    From Middlebury's accepted student website for the class entering in the fall of 2010

    ED I Applications: 642
    ED I Acceptances: 170
    26% acceptance rate

    EDII Applications: 248
    EDII Acceptances: 51
    21% acceptance rate

    Total ED applications: 890
    Toal ED acceptances: 221
    25% acceptance rate

    Total RD applications: 5314
    Total RD acceptances: 1118
    21% acceptance rate

    Total Applications: 6204
    Total Acceptances: 1339
    22% acceptance rate

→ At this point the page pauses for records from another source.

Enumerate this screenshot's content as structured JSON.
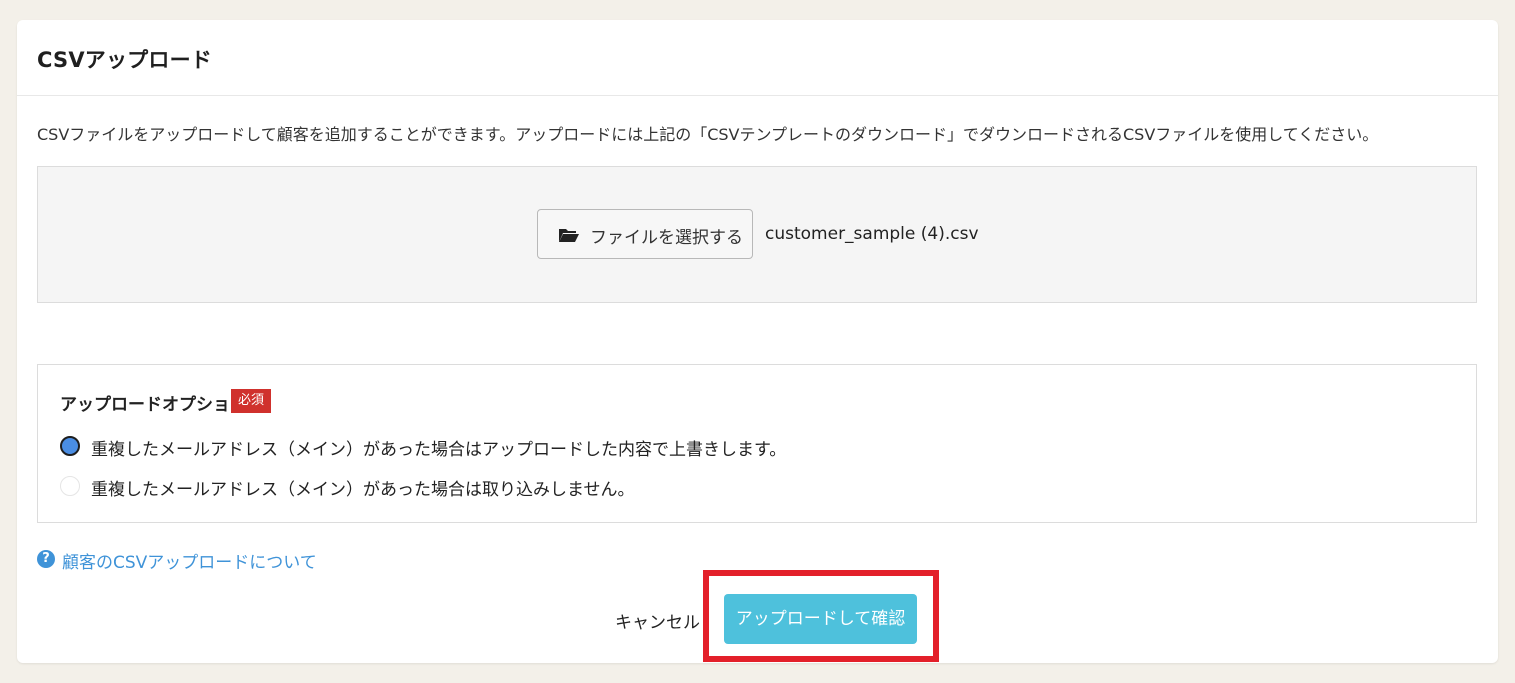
{
  "card": {
    "title": "CSVアップロード",
    "description": "CSVファイルをアップロードして顧客を追加することができます。アップロードには上記の「CSVテンプレートのダウンロード」でダウンロードされるCSVファイルを使用してください。"
  },
  "upload": {
    "file_button_label": "ファイルを選択する",
    "file_button_icon": "folder-open-icon",
    "selected_file_name": "customer_sample (4).csv"
  },
  "options": {
    "title": "アップロードオプション",
    "required_badge": "必須",
    "items": [
      {
        "label": "重複したメールアドレス（メイン）があった場合はアップロードした内容で上書きします。",
        "checked": true
      },
      {
        "label": "重複したメールアドレス（メイン）があった場合は取り込みしません。",
        "checked": false
      }
    ]
  },
  "help": {
    "icon": "question-circle-icon",
    "icon_glyph": "?",
    "link_text": "顧客のCSVアップロードについて"
  },
  "actions": {
    "cancel_label": "キャンセル",
    "submit_label": "アップロードして確認"
  },
  "colors": {
    "accent": "#4ec1dc",
    "link": "#3f93d8",
    "required": "#d0312d",
    "highlight": "#e3202a",
    "background": "#f3f0e9"
  }
}
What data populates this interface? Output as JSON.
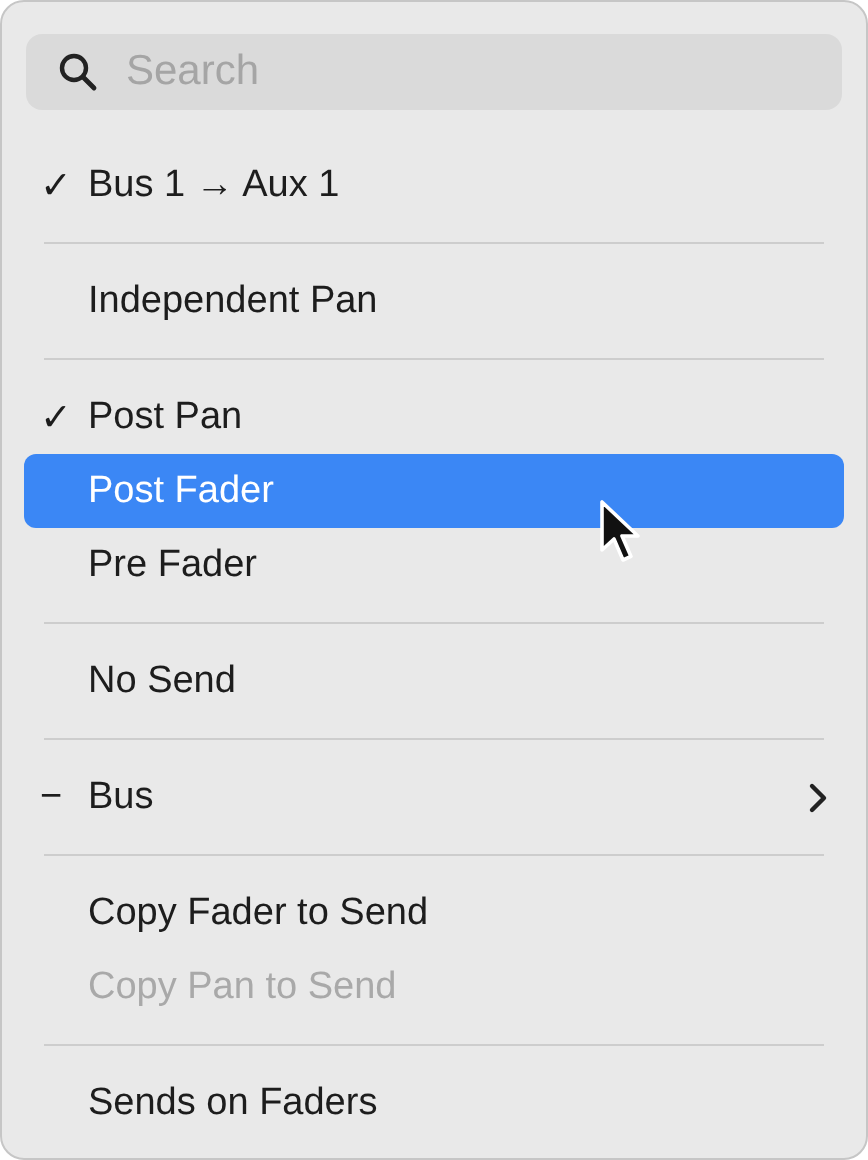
{
  "search": {
    "placeholder": "Search"
  },
  "sections": [
    [
      {
        "label": "Bus 1 → Aux 1",
        "mark": "✓",
        "selected": false,
        "disabled": false,
        "submenu": false
      }
    ],
    [
      {
        "label": "Independent Pan",
        "selected": false,
        "disabled": false,
        "submenu": false
      }
    ],
    [
      {
        "label": "Post Pan",
        "mark": "✓",
        "selected": false,
        "disabled": false,
        "submenu": false
      },
      {
        "label": "Post Fader",
        "selected": true,
        "disabled": false,
        "submenu": false
      },
      {
        "label": "Pre Fader",
        "selected": false,
        "disabled": false,
        "submenu": false
      }
    ],
    [
      {
        "label": "No Send",
        "selected": false,
        "disabled": false,
        "submenu": false
      }
    ],
    [
      {
        "label": "Bus",
        "mark": "−",
        "selected": false,
        "disabled": false,
        "submenu": true
      }
    ],
    [
      {
        "label": "Copy Fader to Send",
        "selected": false,
        "disabled": false,
        "submenu": false
      },
      {
        "label": "Copy Pan to Send",
        "selected": false,
        "disabled": true,
        "submenu": false
      }
    ],
    [
      {
        "label": "Sends on Faders",
        "selected": false,
        "disabled": false,
        "submenu": false
      }
    ]
  ]
}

    In this case, the EDII was slightly lower than the overall admissions rate. More frighteningly, however, is how much lower the ED II rate is than the 30% ED admission rate at Dartmouth and the near 40% ED acceptance rates at Williams and Amherst (the schools many of the ED II were most likely initally deferred/rejected at). While the ED applicant pools at places like Midd, Colgate, Bowdoin, Wesleyan, Carleton etc. are certainly somewhat less strong than those of Dartmouth, Williams, etc. Midd's numbers at least suggest that applying either ED I or ED II to the most selective ED II schools like those mentioned above affords the applicant a much lower statistical advantage of acceptance than applying to many of the schools that offer only the traditional ED I program. But in truth I'm not sure if this phenomonon applies specifically in Colgates case. What were the ED I and EDII rates at Colgate?
  • jrparjrpar Registered User Posts: 2,134 Senior Member
    I don't think Colgate releases separate #'s for ED1 and ED2.
  • gellinogellino Registered User Posts: 3,017 Senior Member
    Me2, that's a very interesting breakdown and it's surprising that the schools would even post that level of detail. I'm guessing that in the case of, at least, Midd and Colby that do provide the info (and probably Colgate too) that it could be a case of adverse self-selection going on here. Students who probably stood little chance at Dartmouth and Williams (even applying ED) are more likely the ones that turn around and apply ED II to Middlebury, Colgate, Colby while the stronger candidates that get deferred ED at Dartmouth and Williams want to stick it out with their apps at those schools and also know that, at the very least, they are very competitive for Middlebury, Colgate, Colby, so only go with RD (instead of ED II option) for these schools.
This discussion has been closed.